Practical Import: Contrary to the TCHRA's stated purpose to correlate state law with federal law, this decision creates a major rift between Texas federal and state courts in the litigation of employment discrimination claims. First, as the discussion above and the decision itself shows, the Court's ruling is contrary to the great weight of federal decisions in holding that the "motivating factor" standard, instead of the "determining factor" standard, applies to pretext cases. As Justice Hecht notes, this schism will likely result in plaintiffs forum-shopping their pretext cases to Texas state courts to avail themselves of the lesser causation standard. Perhaps even more drastic, however, is the Court's holding regarding the sufficiency of the evidence offered. Specifically, by holding that a plaintiff may rebut an employer's performance-based decision with evidence of positive feedback from co-workers, the Texas Supreme Court has turned its back on the wealth of jurisprudence establishing that the purpose of anti-discrimination laws is not to turn the courts into "super-personnel boards" to scrutinize employers' business decisions. See, e.g., Shackelford v. Deloitte & Touche LLP, 190 F.3d 398, 408 (5th Cir. 1999) (noting that "merely disputing [the employer's] assessment of . . . work performance will not necessarily support an inference of pretext")(and cases cited therein). Additionally, after this decision, employers should be sure to plead "same decision" as an affirmative defense in all TCHRA discrimination cases and to offer a jury instruction on that point as well.
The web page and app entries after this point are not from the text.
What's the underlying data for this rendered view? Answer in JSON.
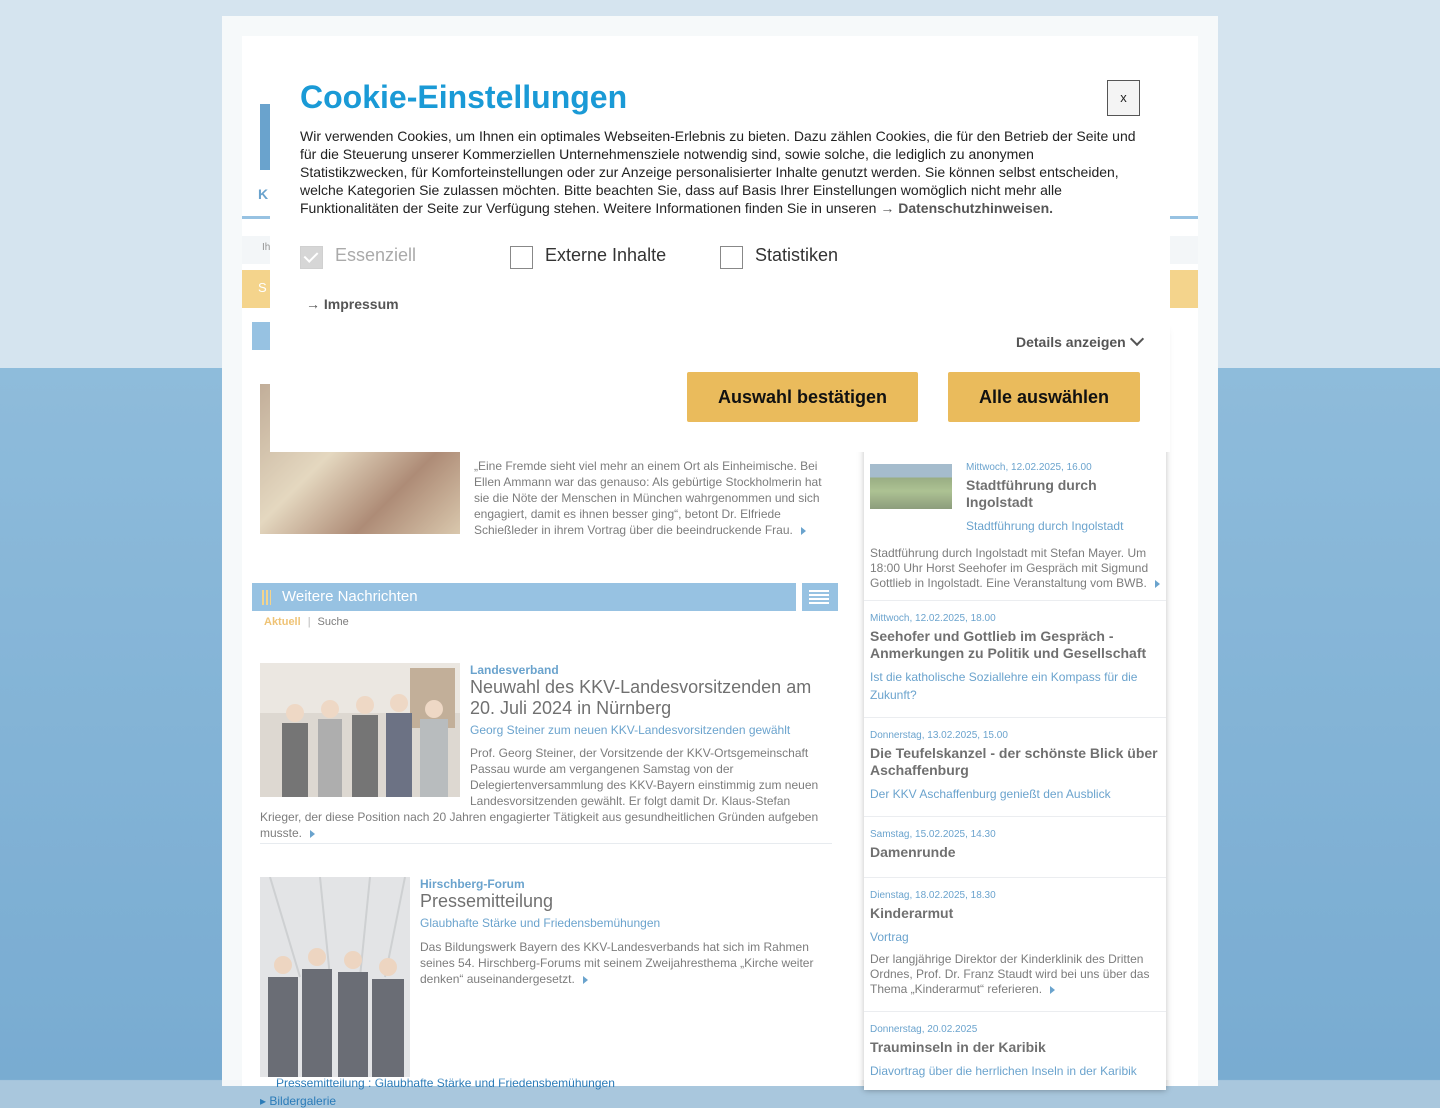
{
  "background": {
    "nav_crumb": "Ih",
    "orange_bar_text": "S",
    "logo_letter": "K",
    "teaser_text": "„Eine Fremde sieht viel mehr an einem Ort als Einheimische. Bei Ellen Ammann war das genauso: Als gebürtige Stockholmerin hat sie die Nöte der Menschen in München wahrgenommen und sich engagiert, damit es ihnen besser ging“, betont Dr. Elfriede Schießleder in ihrem Vortrag über die beeindruckende Frau.",
    "section_title": "Weitere Nachrichten",
    "tabs": [
      {
        "label": "Aktuell"
      },
      {
        "label": "Suche"
      }
    ],
    "articles": [
      {
        "category": "Landesverband",
        "title": "Neuwahl des KKV-Landesvorsitzenden am 20. Juli 2024 in Nürnberg",
        "subtitle": "Georg Steiner zum neuen KKV-Landesvorsitzenden gewählt",
        "body": "Prof. Georg Steiner, der Vorsitzende der KKV-Ortsgemeinschaft Passau wurde am vergangenen Samstag von der Delegiertenversammlung des KKV-Bayern einstimmig zum neuen Landesvorsitzenden gewählt. Er folgt damit Dr. Klaus-Stefan Krieger, der diese Position nach 20 Jahren engagierter Tätigkeit aus gesundheitlichen Gründen aufgeben musste."
      },
      {
        "category": "Hirschberg-Forum",
        "title": "Pressemitteilung",
        "subtitle": "Glaubhafte Stärke und Friedensbemühungen",
        "body": "Das Bildungswerk Bayern des KKV-Landesverbands hat sich im Rahmen seines 54. Hirschberg-Forums mit seinem Zweijahresthema „Kirche weiter denken“ auseinandergesetzt."
      }
    ],
    "bottom_links": [
      "Pressemitteilung : Glaubhafte Stärke und Friedensbemühungen",
      "Bildergalerie"
    ],
    "events": [
      {
        "date": "Mittwoch, 12.02.2025, 16.00",
        "title": "Stadtführung durch Ingolstadt",
        "subtitle": "Stadtführung durch Ingolstadt",
        "body": "Stadtführung durch Ingolstadt mit Stefan Mayer. Um 18:00 Uhr Horst Seehofer im Gespräch mit Sigmund Gottlieb in Ingolstadt. Eine Veranstaltung vom BWB."
      },
      {
        "date": "Mittwoch, 12.02.2025, 18.00",
        "title": "Seehofer und Gottlieb im Gespräch - Anmerkungen zu Politik und Gesellschaft",
        "subtitle": "Ist die katholische Soziallehre ein Kompass für die Zukunft?",
        "body": ""
      },
      {
        "date": "Donnerstag, 13.02.2025, 15.00",
        "title": "Die Teufelskanzel - der schönste Blick über Aschaffenburg",
        "subtitle": "Der KKV Aschaffenburg genießt den Ausblick",
        "body": ""
      },
      {
        "date": "Samstag, 15.02.2025, 14.30",
        "title": "Damenrunde",
        "subtitle": "",
        "body": ""
      },
      {
        "date": "Dienstag, 18.02.2025, 18.30",
        "title": "Kinderarmut",
        "subtitle": "Vortrag",
        "body": "Der langjährige Direktor der Kinderklinik des Dritten Ordnes, Prof. Dr. Franz Staudt wird bei uns über das Thema „Kinderarmut“ referieren."
      },
      {
        "date": "Donnerstag, 20.02.2025",
        "title": "Trauminseln in der Karibik",
        "subtitle": "Diavortrag über die herrlichen Inseln in der Karibik",
        "body": ""
      }
    ]
  },
  "cookie_modal": {
    "title": "Cookie-Einstellungen",
    "close_label": "x",
    "text": "Wir verwenden Cookies, um Ihnen ein optimales Webseiten-Erlebnis zu bieten. Dazu zählen Cookies, die für den Betrieb der Seite und für die Steuerung unserer Kommerziellen Unternehmensziele notwendig sind, sowie solche, die lediglich zu anonymen Statistikzwecken, für Komforteinstellungen oder zur Anzeige personalisierter Inhalte genutzt werden. Sie können selbst entscheiden, welche Kategorien Sie zulassen möchten. Bitte beachten Sie, dass auf Basis Ihrer Einstellungen womöglich nicht mehr alle Funktionalitäten der Seite zur Verfügung stehen. Weitere Informationen finden Sie in unseren",
    "privacy_link": "→ Datenschutzhinweisen.",
    "options": [
      {
        "label": "Essenziell",
        "checked": true,
        "disabled": true
      },
      {
        "label": "Externe Inhalte",
        "checked": false,
        "disabled": false
      },
      {
        "label": "Statistiken",
        "checked": false,
        "disabled": false
      }
    ],
    "impressum_link": "→ Impressum",
    "details_label": "Details anzeigen",
    "confirm_button": "Auswahl bestätigen",
    "select_all_button": "Alle auswählen",
    "colors": {
      "title": "#1a9ad6",
      "button": "#eabb5c"
    }
  }
}
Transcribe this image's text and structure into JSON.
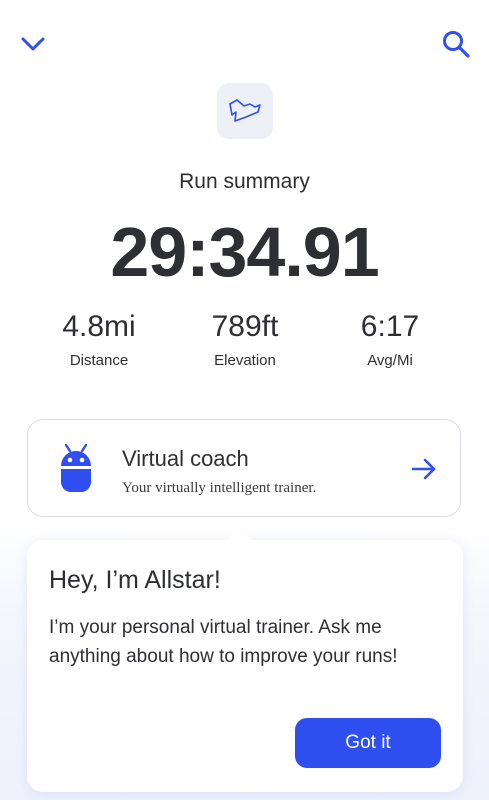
{
  "header": {
    "collapse_icon": "chevron-down-icon",
    "search_icon": "search-icon",
    "accent_color": "#2f4ff0"
  },
  "summary": {
    "route_icon": "route-map-icon",
    "title": "Run summary",
    "time": "29:34.91",
    "stats": [
      {
        "value": "4.8mi",
        "label": "Distance"
      },
      {
        "value": "789ft",
        "label": "Elevation"
      },
      {
        "value": "6:17",
        "label": "Avg/Mi"
      }
    ]
  },
  "coach": {
    "icon": "robot-icon",
    "title": "Virtual coach",
    "subtitle": "Your virtually intelligent trainer.",
    "arrow_icon": "arrow-right-icon"
  },
  "popup": {
    "title": "Hey, I’m Allstar!",
    "body": "I’m your personal virtual trainer. Ask me anything about how to improve your runs!",
    "button_label": "Got it",
    "button_color": "#2f4ff0"
  }
}
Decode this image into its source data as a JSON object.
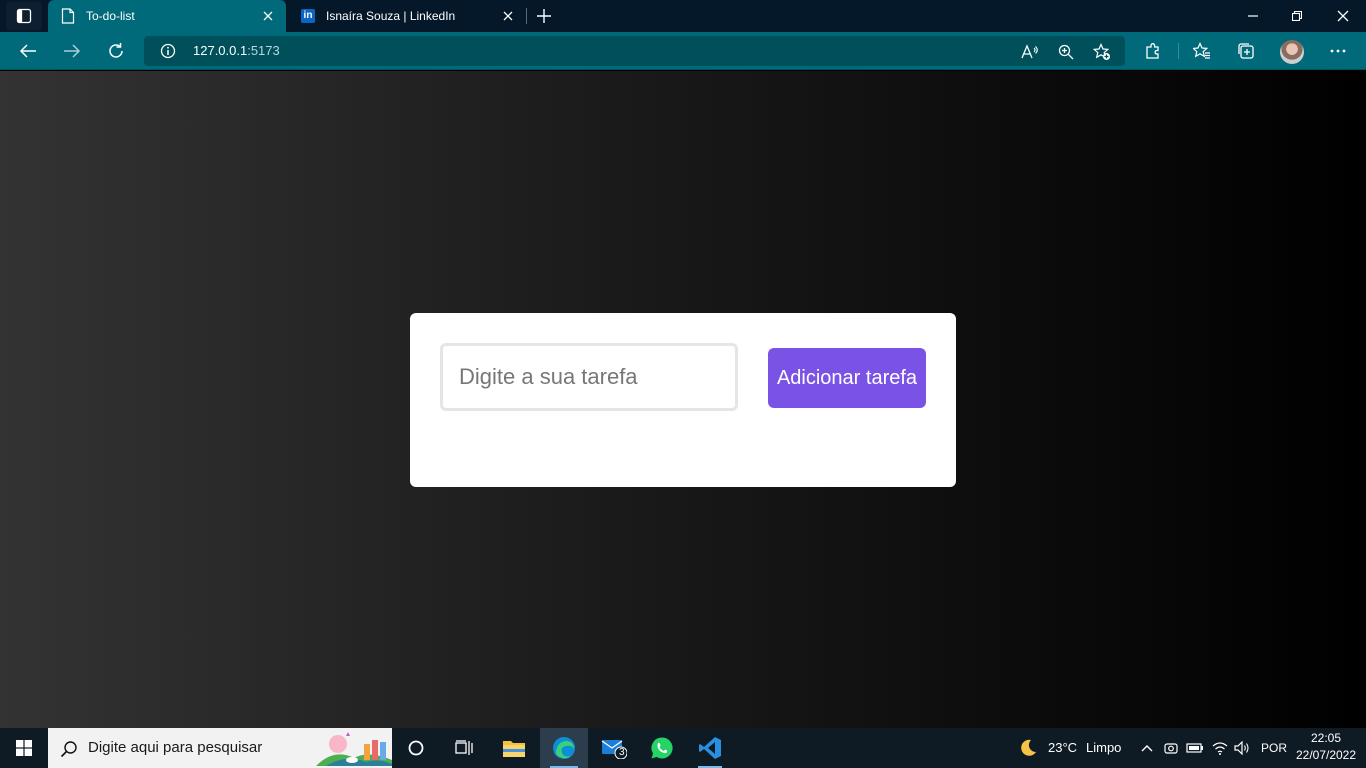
{
  "browser": {
    "tabs": [
      {
        "title": "To-do-list",
        "active": true
      },
      {
        "title": "Isnaíra Souza | LinkedIn",
        "active": false
      }
    ],
    "linkedin_fav_text": "in",
    "address": {
      "host": "127.0.0.1",
      "port": ":5173"
    },
    "tab_bg": "#05182a",
    "toolbar_color": "#006a7a"
  },
  "app": {
    "input_placeholder": "Digite a sua tarefa",
    "input_value": "",
    "add_button_label": "Adicionar tarefa",
    "accent_color": "#7b52e6"
  },
  "taskbar": {
    "search_placeholder": "Digite aqui para pesquisar",
    "mail_badge": "3",
    "weather_temp": "23°C",
    "weather_text": "Limpo",
    "language": "POR",
    "time": "22:05",
    "date": "22/07/2022"
  }
}
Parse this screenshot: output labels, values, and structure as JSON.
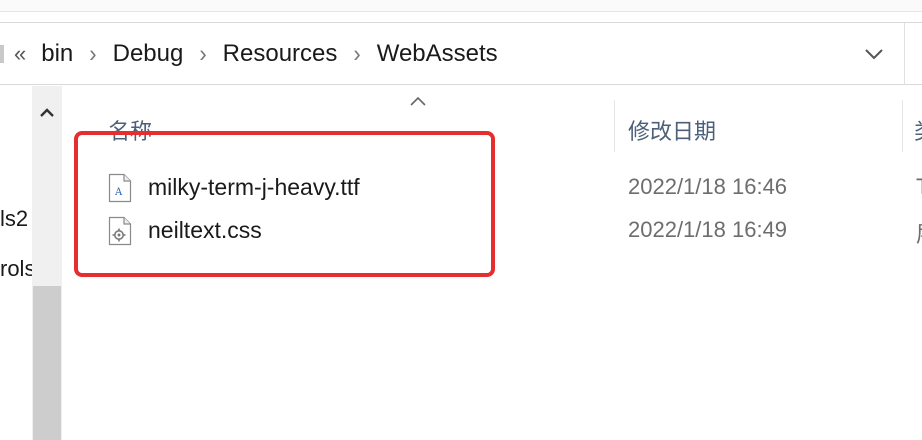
{
  "breadcrumb": {
    "overflow": "«",
    "items": [
      "bin",
      "Debug",
      "Resources",
      "WebAssets"
    ],
    "separator": "›"
  },
  "nav_pane": {
    "items": [
      "ls2",
      "rols"
    ]
  },
  "columns": {
    "name": "名称",
    "date_modified": "修改日期",
    "next_partial": "类"
  },
  "files": [
    {
      "name": "milky-term-j-heavy.ttf",
      "date": "2022/1/18 16:46",
      "type_partial": "T",
      "icon": "font-file-icon"
    },
    {
      "name": "neiltext.css",
      "date": "2022/1/18 16:49",
      "type_partial": "层",
      "icon": "css-file-icon"
    }
  ],
  "colors": {
    "highlight": "#e62e2e",
    "header_text": "#4c607a",
    "date_text": "#6d6d6d"
  }
}
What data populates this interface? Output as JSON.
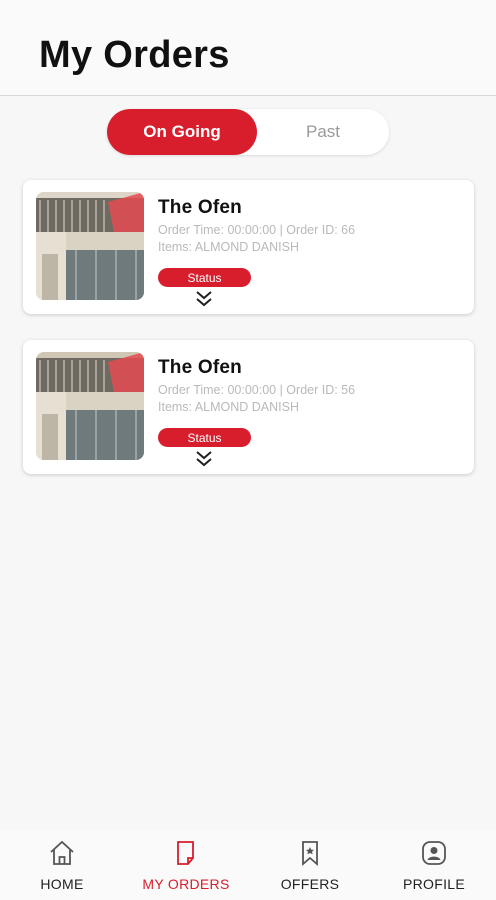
{
  "header": {
    "title": "My Orders"
  },
  "tabs": [
    {
      "label": "On Going",
      "active": true
    },
    {
      "label": "Past",
      "active": false
    }
  ],
  "orders": [
    {
      "restaurant": "The Ofen",
      "order_line": "Order Time: 00:00:00 | Order ID: 66",
      "items_line": "Items: ALMOND DANISH",
      "status_label": "Status",
      "expand_icon": "double-chevron-down-icon"
    },
    {
      "restaurant": "The Ofen",
      "order_line": "Order Time: 00:00:00 | Order ID: 56",
      "items_line": "Items: ALMOND DANISH",
      "status_label": "Status",
      "expand_icon": "double-chevron-down-icon"
    }
  ],
  "bottom_nav": [
    {
      "label": "HOME",
      "icon": "home-icon",
      "active": false
    },
    {
      "label": "MY ORDERS",
      "icon": "orders-icon",
      "active": true
    },
    {
      "label": "OFFERS",
      "icon": "bookmark-icon",
      "active": false
    },
    {
      "label": "PROFILE",
      "icon": "profile-icon",
      "active": false
    }
  ],
  "colors": {
    "accent": "#d81e2c",
    "muted_text": "#b9b9b9"
  }
}
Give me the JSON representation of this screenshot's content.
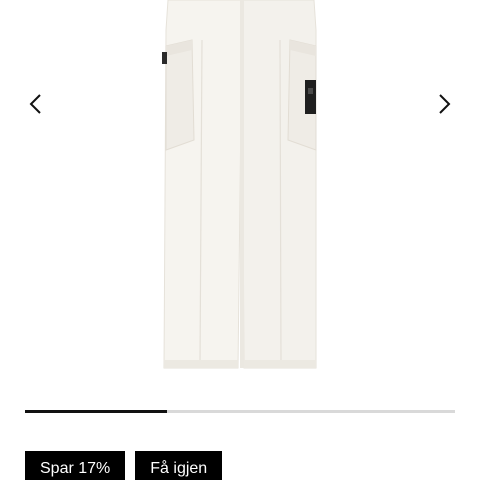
{
  "gallery": {
    "image": {
      "subject": "white cargo trousers",
      "icon": "product-photo"
    },
    "prev_icon": "chevron-left-icon",
    "next_icon": "chevron-right-icon",
    "progress": 0.33
  },
  "badges": [
    {
      "label": "Spar 17%"
    },
    {
      "label": "Få igjen"
    }
  ],
  "colors": {
    "badge_bg": "#000000",
    "badge_text": "#ffffff",
    "progress_fill": "#111111",
    "progress_track": "#d9d9d9"
  }
}
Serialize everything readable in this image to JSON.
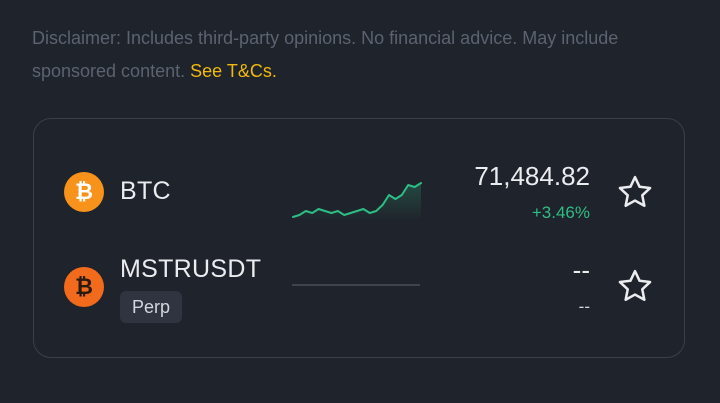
{
  "disclaimer": {
    "text": "Disclaimer: Includes third-party opinions. No financial advice. May include sponsored content.",
    "link": "See T&Cs."
  },
  "rows": [
    {
      "symbol": "BTC",
      "icon": "bitcoin-icon",
      "price": "71,484.82",
      "change": "+3.46%",
      "change_color": "#2ebd85",
      "sparkline": [
        3,
        4,
        6,
        5,
        7,
        6,
        5,
        6,
        4,
        5,
        6,
        7,
        5,
        6,
        9,
        14,
        12,
        14,
        19,
        18,
        20
      ]
    },
    {
      "symbol": "MSTRUSDT",
      "badge": "Perp",
      "icon": "bitcoin-icon",
      "price": "--",
      "change": "--"
    }
  ],
  "colors": {
    "accent_link": "#f0b90b",
    "positive": "#2ebd85",
    "btc_orange": "#f7931a"
  }
}
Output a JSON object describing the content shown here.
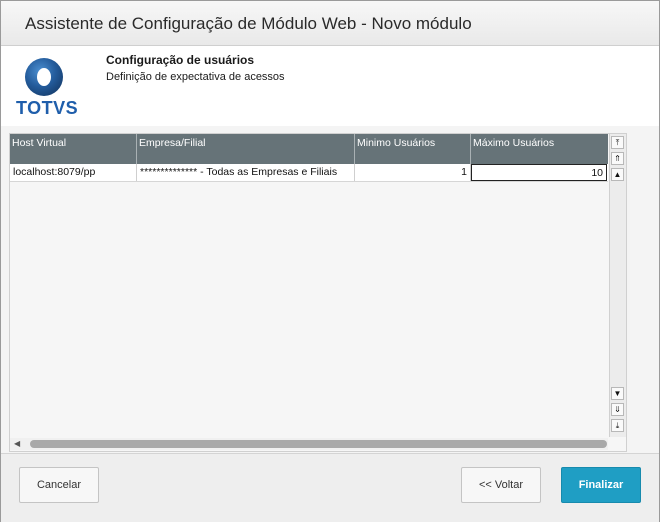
{
  "window": {
    "title": "Assistente de Configuração de Módulo Web - Novo módulo"
  },
  "header": {
    "logo_text": "TOTVS",
    "title": "Configuração de usuários",
    "subtitle": "Definição de expectativa de acessos"
  },
  "grid": {
    "columns": [
      "Host Virtual",
      "Empresa/Filial",
      "Minimo Usuários",
      "Máximo Usuários"
    ],
    "rows": [
      [
        "localhost:8079/pp",
        "************** - Todas as Empresas e Filiais",
        "1",
        "10"
      ]
    ]
  },
  "scroll": {
    "up_icons": [
      "scroll-top-icon",
      "scroll-page-up-icon",
      "scroll-up-icon"
    ],
    "down_icons": [
      "scroll-down-icon",
      "scroll-page-down-icon",
      "scroll-bottom-icon"
    ]
  },
  "footer": {
    "cancel_label": "Cancelar",
    "back_label": "<< Voltar",
    "finish_label": "Finalizar"
  },
  "colors": {
    "header_bg": "#667378",
    "primary_button": "#1f9ec4",
    "brand": "#1f5eab"
  }
}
There is some good news - shortly following the Court's decision, legislation was offered in both chambers of the Texas legislature which would legislatively overturn the Court's holding on the causation issue and clarify the evidentiary issue as well. These bills, HB 3615 and SB 1721, introduced by Rep. Kenneth "Kim" Brimer and Sen. John Carona respectively, would make clear that the "motivating factor" standard applies only in cases where the plaintiff has direct evidence of discrimination. In other cases, i.e., pretext cases, the plaintiff would have to prove that "but for the complainant's [protected characteristic], the employer would not have taken the action which the [plaintiff] alleges is discriminatory." Moreover, the bills would prevent opinions or statements from persons who did not participate in the allegedly discriminatory decision or performance appraisals conducted more than one year prior to the challenged action from being considered as evidence of pretext. Finally, the proposed legislation explicitly states that Texas courts must apply the same standards as federal courts in evaluating evidence.